The Catholic Church has had quite a year. First they make the news with charges of abuse and pedophilia among their priests. Then Dan Brown’s Da Vinci Code becomes a word-of-mouth blockbuster, implicating the church in a (fictional) conspiracy most readers believe blindly rather than sussing out the truth. Finally, Mel Gibson’s The Passion of the Christ opens amid a roar of voices—both for and against the film. Top that off with Pope John Paul II, who has looked like he’s minutes from death for the past seven years, becoming the 5th longest serving pope and it’s been quite the roller coaster.

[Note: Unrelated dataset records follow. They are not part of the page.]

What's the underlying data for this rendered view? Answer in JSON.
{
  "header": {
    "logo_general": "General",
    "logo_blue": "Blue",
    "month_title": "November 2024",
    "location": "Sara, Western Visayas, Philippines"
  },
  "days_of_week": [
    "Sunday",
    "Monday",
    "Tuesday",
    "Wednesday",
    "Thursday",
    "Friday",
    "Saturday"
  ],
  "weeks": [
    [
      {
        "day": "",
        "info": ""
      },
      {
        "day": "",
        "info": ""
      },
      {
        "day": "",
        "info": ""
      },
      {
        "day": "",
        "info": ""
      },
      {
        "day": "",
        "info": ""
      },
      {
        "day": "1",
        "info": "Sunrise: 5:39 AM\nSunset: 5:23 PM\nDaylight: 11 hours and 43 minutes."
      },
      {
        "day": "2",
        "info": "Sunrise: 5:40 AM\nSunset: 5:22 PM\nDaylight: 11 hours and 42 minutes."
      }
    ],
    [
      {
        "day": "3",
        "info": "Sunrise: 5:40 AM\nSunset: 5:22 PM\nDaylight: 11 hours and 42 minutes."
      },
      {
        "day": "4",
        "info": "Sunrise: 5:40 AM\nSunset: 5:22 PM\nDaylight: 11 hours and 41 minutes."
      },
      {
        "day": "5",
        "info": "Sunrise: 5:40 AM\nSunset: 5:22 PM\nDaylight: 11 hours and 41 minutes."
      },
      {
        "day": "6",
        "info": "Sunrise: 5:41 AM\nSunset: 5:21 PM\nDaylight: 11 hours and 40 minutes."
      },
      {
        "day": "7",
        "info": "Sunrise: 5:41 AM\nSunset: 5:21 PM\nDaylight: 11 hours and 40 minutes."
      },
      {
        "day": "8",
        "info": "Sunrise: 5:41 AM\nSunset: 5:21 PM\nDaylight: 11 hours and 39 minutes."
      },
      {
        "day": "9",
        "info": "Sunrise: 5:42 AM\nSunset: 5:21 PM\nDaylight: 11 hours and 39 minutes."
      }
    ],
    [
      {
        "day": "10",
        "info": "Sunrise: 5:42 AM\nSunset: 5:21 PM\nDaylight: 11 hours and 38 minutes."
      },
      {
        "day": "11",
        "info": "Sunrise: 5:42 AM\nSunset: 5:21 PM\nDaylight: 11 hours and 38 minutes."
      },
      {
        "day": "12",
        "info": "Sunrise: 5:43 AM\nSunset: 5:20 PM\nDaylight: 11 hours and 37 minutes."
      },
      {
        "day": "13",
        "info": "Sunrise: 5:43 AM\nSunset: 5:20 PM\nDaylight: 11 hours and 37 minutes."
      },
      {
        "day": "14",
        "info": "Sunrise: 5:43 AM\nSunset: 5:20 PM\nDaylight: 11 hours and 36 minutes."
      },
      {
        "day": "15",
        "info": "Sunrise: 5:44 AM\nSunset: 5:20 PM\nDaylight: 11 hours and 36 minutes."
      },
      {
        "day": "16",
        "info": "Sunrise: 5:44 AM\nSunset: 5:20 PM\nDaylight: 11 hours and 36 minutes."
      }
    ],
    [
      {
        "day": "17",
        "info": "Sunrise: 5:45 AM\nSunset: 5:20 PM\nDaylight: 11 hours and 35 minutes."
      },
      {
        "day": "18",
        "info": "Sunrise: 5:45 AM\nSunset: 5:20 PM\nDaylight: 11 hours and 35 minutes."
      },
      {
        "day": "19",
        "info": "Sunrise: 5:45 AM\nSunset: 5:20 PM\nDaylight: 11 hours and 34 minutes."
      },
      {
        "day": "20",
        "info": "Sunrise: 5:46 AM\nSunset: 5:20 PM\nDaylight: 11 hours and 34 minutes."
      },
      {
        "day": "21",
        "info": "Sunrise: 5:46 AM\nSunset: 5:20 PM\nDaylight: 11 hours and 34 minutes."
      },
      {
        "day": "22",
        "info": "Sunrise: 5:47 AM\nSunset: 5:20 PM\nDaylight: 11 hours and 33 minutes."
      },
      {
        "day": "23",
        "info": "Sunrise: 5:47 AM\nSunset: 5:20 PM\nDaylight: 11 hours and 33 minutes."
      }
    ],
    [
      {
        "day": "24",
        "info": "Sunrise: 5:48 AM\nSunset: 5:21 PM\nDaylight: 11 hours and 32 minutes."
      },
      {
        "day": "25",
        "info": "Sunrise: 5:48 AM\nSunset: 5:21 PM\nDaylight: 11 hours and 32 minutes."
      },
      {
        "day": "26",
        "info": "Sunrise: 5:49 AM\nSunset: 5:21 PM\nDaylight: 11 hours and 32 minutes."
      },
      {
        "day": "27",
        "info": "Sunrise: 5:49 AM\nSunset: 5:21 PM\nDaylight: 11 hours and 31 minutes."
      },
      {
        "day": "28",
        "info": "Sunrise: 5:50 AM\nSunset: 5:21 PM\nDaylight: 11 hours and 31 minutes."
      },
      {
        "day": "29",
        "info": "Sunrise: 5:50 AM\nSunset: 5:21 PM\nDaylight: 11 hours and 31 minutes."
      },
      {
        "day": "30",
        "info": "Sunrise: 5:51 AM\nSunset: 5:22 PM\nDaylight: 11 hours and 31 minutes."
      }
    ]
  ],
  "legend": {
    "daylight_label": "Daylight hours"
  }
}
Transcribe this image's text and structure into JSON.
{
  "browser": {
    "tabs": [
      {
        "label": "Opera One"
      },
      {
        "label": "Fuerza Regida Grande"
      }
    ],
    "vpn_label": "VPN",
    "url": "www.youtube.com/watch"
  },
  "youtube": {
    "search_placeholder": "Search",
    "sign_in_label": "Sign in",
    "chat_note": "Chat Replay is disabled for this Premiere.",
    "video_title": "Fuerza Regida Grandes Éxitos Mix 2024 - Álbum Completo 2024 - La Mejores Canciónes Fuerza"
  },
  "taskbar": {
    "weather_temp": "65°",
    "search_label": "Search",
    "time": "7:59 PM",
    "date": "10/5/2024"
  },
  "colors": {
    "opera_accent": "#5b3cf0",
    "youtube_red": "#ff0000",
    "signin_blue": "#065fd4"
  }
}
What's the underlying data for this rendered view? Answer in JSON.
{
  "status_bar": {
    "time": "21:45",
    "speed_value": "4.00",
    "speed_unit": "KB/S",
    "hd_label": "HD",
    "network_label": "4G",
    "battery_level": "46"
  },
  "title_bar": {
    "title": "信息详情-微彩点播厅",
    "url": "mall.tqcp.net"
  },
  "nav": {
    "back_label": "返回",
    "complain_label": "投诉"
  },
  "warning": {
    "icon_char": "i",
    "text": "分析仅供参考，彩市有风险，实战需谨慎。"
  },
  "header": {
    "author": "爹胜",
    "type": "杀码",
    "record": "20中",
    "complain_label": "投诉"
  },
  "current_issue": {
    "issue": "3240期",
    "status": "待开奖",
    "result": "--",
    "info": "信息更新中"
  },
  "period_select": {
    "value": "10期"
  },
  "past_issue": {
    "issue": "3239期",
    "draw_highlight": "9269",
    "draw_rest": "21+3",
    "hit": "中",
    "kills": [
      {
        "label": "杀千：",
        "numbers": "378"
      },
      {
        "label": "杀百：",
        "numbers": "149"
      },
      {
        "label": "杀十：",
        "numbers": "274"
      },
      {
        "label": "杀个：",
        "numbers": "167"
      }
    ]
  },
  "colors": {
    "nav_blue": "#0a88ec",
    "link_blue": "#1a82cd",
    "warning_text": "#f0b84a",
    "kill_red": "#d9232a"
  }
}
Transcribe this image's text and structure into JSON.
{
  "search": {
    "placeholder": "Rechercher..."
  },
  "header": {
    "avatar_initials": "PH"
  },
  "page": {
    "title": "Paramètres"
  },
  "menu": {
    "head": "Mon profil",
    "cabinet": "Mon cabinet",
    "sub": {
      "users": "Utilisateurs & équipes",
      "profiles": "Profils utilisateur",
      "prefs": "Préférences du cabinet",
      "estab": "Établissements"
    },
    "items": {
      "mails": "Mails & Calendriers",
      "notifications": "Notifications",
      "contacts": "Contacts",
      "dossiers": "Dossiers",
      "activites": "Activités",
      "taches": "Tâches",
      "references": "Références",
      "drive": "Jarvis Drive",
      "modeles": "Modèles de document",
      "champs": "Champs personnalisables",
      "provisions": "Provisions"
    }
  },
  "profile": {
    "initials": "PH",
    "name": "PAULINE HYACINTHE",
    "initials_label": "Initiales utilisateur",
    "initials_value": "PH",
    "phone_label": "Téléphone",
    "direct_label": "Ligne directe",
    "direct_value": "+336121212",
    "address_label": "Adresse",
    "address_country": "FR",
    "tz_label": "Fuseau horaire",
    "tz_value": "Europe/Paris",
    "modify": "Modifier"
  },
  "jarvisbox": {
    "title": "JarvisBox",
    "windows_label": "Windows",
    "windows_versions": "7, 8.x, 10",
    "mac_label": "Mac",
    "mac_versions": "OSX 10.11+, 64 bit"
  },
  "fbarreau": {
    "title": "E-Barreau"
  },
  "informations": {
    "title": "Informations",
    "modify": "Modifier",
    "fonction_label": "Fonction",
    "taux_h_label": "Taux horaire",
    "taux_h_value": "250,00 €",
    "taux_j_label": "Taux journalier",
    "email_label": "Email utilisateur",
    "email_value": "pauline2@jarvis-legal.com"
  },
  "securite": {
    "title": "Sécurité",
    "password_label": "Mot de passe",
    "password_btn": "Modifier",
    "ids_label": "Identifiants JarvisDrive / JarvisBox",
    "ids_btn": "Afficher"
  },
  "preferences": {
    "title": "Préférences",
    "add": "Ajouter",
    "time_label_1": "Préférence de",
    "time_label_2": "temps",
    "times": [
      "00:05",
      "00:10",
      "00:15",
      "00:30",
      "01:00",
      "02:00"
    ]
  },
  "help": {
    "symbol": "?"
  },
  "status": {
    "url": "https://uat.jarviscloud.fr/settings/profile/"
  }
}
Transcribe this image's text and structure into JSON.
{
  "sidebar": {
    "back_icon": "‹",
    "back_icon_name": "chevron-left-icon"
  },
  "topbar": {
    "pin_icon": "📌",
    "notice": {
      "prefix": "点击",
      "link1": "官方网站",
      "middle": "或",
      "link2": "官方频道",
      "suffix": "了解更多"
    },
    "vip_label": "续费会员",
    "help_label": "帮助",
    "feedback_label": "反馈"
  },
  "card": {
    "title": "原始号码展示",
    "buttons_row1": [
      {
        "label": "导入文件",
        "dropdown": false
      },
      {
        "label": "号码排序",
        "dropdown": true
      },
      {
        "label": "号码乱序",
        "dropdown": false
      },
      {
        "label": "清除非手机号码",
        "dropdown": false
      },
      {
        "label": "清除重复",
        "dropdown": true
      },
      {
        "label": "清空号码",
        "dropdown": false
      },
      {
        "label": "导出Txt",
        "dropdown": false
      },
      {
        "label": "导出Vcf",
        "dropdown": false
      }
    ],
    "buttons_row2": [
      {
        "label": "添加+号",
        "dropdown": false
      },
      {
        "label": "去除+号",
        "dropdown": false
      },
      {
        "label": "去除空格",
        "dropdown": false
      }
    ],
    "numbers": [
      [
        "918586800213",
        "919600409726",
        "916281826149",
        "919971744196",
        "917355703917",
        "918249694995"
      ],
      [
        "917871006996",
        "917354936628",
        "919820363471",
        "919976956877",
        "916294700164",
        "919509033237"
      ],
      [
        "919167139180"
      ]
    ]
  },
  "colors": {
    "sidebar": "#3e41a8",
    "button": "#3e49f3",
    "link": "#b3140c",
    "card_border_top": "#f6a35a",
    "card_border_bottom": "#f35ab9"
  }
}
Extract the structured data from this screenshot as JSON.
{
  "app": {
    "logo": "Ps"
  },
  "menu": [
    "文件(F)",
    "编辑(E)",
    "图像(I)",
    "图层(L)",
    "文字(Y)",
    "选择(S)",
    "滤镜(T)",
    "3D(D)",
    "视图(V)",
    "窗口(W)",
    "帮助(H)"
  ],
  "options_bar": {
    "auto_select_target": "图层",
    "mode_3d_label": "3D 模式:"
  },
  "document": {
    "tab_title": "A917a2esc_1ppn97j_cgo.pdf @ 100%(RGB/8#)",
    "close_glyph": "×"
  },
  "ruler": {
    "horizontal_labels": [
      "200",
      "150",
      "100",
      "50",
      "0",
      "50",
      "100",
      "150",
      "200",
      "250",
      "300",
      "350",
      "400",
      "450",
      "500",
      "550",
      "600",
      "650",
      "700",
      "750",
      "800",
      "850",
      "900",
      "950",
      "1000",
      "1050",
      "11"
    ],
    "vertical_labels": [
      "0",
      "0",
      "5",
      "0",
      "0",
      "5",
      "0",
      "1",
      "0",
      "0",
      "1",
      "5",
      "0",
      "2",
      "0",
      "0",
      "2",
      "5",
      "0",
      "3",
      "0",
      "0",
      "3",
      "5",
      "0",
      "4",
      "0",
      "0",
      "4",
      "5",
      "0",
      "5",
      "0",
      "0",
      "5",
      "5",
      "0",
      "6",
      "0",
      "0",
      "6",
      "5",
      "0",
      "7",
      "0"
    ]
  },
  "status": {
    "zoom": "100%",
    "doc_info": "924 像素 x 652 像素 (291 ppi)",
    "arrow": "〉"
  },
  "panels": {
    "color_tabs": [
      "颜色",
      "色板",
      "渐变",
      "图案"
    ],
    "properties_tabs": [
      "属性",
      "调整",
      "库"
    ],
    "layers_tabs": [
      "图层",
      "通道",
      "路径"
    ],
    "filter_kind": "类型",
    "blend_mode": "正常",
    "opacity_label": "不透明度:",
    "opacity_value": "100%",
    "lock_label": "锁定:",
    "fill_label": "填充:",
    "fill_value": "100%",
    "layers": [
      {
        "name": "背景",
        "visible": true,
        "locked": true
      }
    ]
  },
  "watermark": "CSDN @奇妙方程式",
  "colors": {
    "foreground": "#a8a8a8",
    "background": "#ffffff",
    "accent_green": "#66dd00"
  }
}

I keep hearing charges of this country becoming post-Christian or that our culture is anti-Christian and yet year after year stuff comes up (be it Left Behind or Jabez or The Passion) that shows issues of faith, spirituality, and religion are closer to the front burner than we may realize.

I’d hoped to get a lot more research done this weekend on the presentation of crucifixion in literature than I did. But just to show you how much of an impact this story has had on our culture, I can tell that I walked out of our library with three novels and forgot to pick up Reynolds Price’s Three Gospels which is a fiction author’s non-fiction attempts at offering his own version of the gospels. Within our library system as a whole there were over 70 titles. I’m hoping a few of them get to me before this week is out.

The four books I currently have on hand, however, are Lamb, which we’ve been discussing, The Gospel According to the Son by Norman Mailer, Alexandra Ripley’s A Love Divine, and Nino Ricci’s The Testament.

Mailer is a literary heavyweight with two Pulitzers and was co-founder of the Village Voice. Alexandra Ripley is best known for writing one of the most hated books ever, Scarlett, the sequel to Gone with the Wind. Ricci I’d never heard of, but is a Canadian novelist with some impressive literary credentials. There’s no way I can get through all of the books, but we should be able to get a feel for what the authors are doing and look specifically at their presentation of the via dolorosa. Tying into all of this will be Gibson’s Passion and perhaps even other classic artistic representations of the events surrounding Jesus’ death.

I don’t necessarily know what we’ll accomplish with all of this, but it seems that those twelve hours have compelled artists for centuries and it might be worthwhile to look at what each found so compelling and how they went about portraying that.

Hope you join us over the next couple of days.